§ **WHAT THE EXERCISE ASKS**
Below are lines of data. Give the number of them that contain the string "timestamp", and nothing else.

Stored items:
* * * * * * *

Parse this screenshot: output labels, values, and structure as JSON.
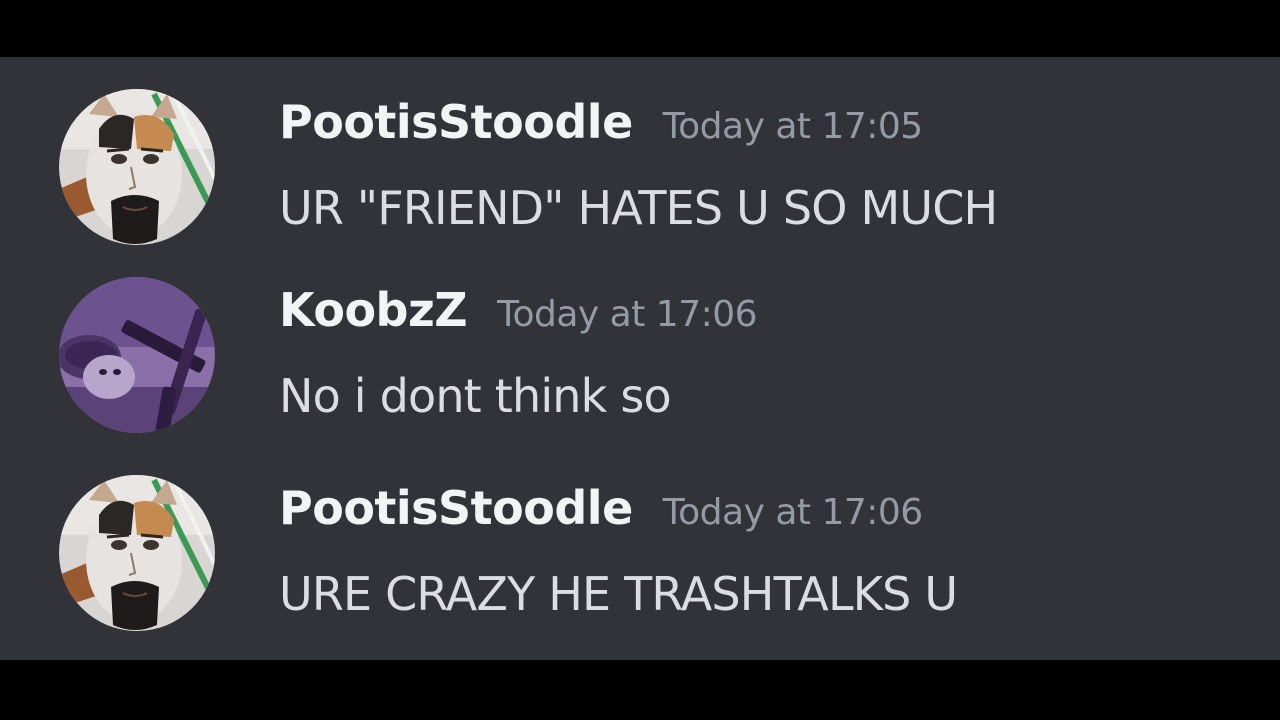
{
  "colors": {
    "background": "#313338",
    "letterbox": "#000000",
    "username": "#f2f3f5",
    "timestamp": "#949ba4",
    "message_text": "#dbdee1"
  },
  "messages": [
    {
      "username": "PootisStoodle",
      "timestamp": "Today at 17:05",
      "content": "UR \"FRIEND\" HATES U SO MUCH",
      "avatar": "cat-face-avatar-icon"
    },
    {
      "username": "KoobzZ",
      "timestamp": "Today at 17:06",
      "content": "No i dont think so",
      "avatar": "purple-cat-avatar-icon"
    },
    {
      "username": "PootisStoodle",
      "timestamp": "Today at 17:06",
      "content": "URE CRAZY HE TRASHTALKS U",
      "avatar": "cat-face-avatar-icon"
    }
  ]
}
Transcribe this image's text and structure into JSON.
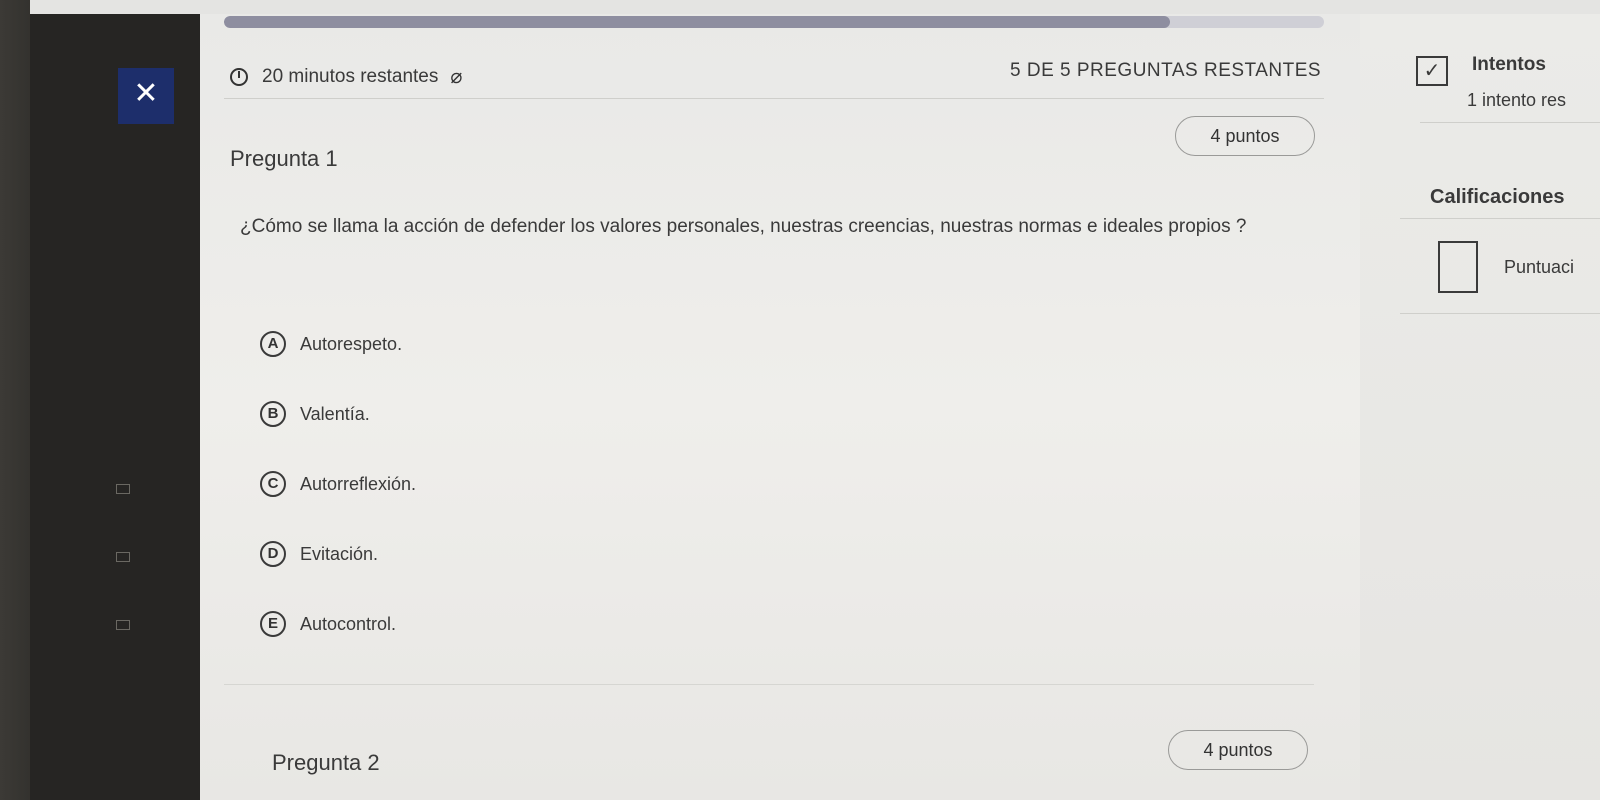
{
  "close_icon": "close-icon",
  "quiz": {
    "progress": 0.86,
    "timer_text": "20 minutos restantes",
    "remaining_text": "5 DE 5 PREGUNTAS RESTANTES"
  },
  "questions": [
    {
      "title": "Pregunta 1",
      "points": "4 puntos",
      "prompt": "¿Cómo se llama la acción de defender los valores personales, nuestras creencias, nuestras normas e ideales propios ?",
      "options": [
        {
          "letter": "A",
          "text": "Autorespeto."
        },
        {
          "letter": "B",
          "text": "Valentía."
        },
        {
          "letter": "C",
          "text": "Autorreflexión."
        },
        {
          "letter": "D",
          "text": "Evitación."
        },
        {
          "letter": "E",
          "text": "Autocontrol."
        }
      ]
    },
    {
      "title": "Pregunta 2",
      "points": "4 puntos"
    }
  ],
  "sidebar": {
    "attempts_title": "Intentos",
    "attempts_left": "1 intento res",
    "grades_title": "Calificaciones",
    "score_label": "Puntuaci"
  }
}
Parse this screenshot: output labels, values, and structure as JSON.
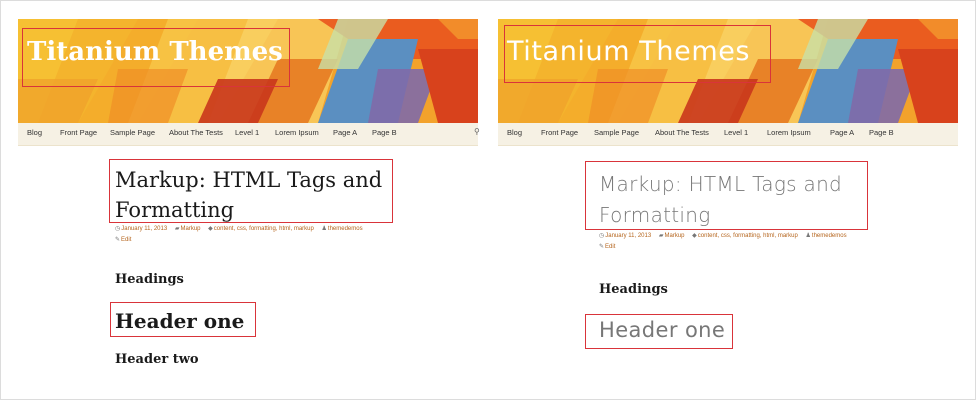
{
  "site": {
    "title": "Titanium Themes"
  },
  "nav": {
    "items": [
      "Blog",
      "Front Page",
      "Sample Page",
      "About The Tests",
      "Level 1",
      "Lorem Ipsum",
      "Page A",
      "Page B"
    ]
  },
  "post": {
    "title": "Markup: HTML Tags and\nFormatting",
    "meta": {
      "date": "January 11, 2013",
      "category": "Markup",
      "tags": "content, css, formatting, html, markup",
      "author": "themedemos",
      "edit": "Edit"
    }
  },
  "content": {
    "section_heading": "Headings",
    "header_one": "Header one",
    "header_two": "Header two"
  },
  "colors": {
    "highlight": "#d9343a",
    "nav_bg": "#f6f1e4",
    "meta_link": "#b5651d"
  }
}
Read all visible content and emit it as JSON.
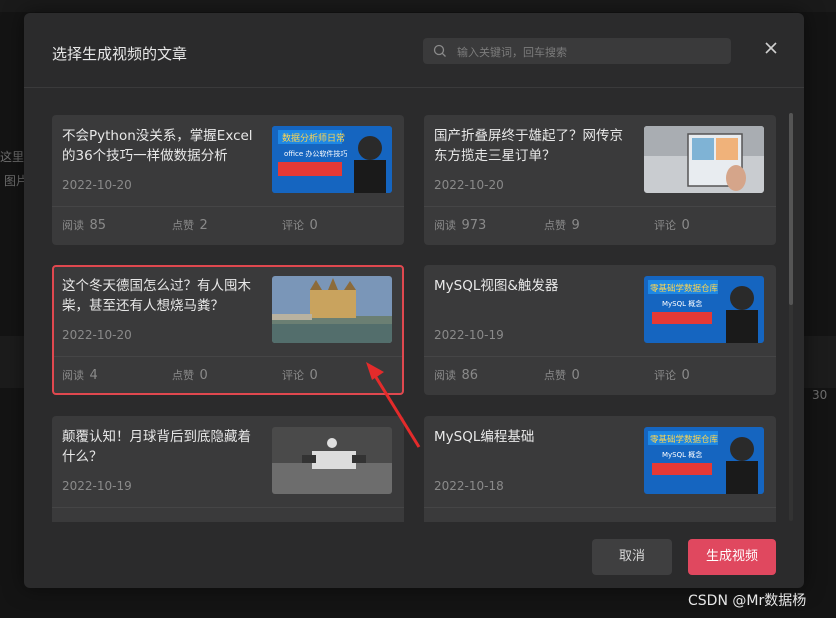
{
  "background": {
    "side_text_1": "这里",
    "side_text_2": "图片",
    "time_text": "30"
  },
  "dialog": {
    "title": "选择生成视频的文章",
    "search_placeholder": "输入关键词，回车搜索",
    "close_icon": "close-icon",
    "cancel_label": "取消",
    "generate_label": "生成视频"
  },
  "stat_labels": {
    "read": "阅读",
    "like": "点赞",
    "comment": "评论"
  },
  "articles": [
    {
      "title": "不会Python没关系，掌握Excel的36个技巧一样做数据分析",
      "date": "2022-10-20",
      "reads": "85",
      "likes": "2",
      "comments": "0",
      "thumb_caption": "数据分析师日常",
      "thumb_sub": "office 办公软件技巧"
    },
    {
      "title": "国产折叠屏终于雄起了？网传京东方揽走三星订单？",
      "date": "2022-10-20",
      "reads": "973",
      "likes": "9",
      "comments": "0"
    },
    {
      "title": "这个冬天德国怎么过？有人囤木柴，甚至还有人想烧马粪？",
      "date": "2022-10-20",
      "reads": "4",
      "likes": "0",
      "comments": "0"
    },
    {
      "title": "MySQL视图&触发器",
      "date": "2022-10-19",
      "reads": "86",
      "likes": "0",
      "comments": "0",
      "thumb_caption": "零基础学数据仓库",
      "thumb_sub": "MySQL 概念"
    },
    {
      "title": "颠覆认知！月球背后到底隐藏着什么？",
      "date": "2022-10-19",
      "reads": "",
      "likes": "",
      "comments": ""
    },
    {
      "title": "MySQL编程基础",
      "date": "2022-10-18",
      "reads": "",
      "likes": "",
      "comments": "",
      "thumb_caption": "零基础学数据仓库",
      "thumb_sub": "MySQL 概念"
    }
  ],
  "colors": {
    "accent": "#e0485f",
    "selected_border": "#e0484f",
    "arrow": "#e32b2b"
  },
  "watermark": "CSDN @Mr数据杨"
}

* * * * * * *

§ **ANSWER BOX**
4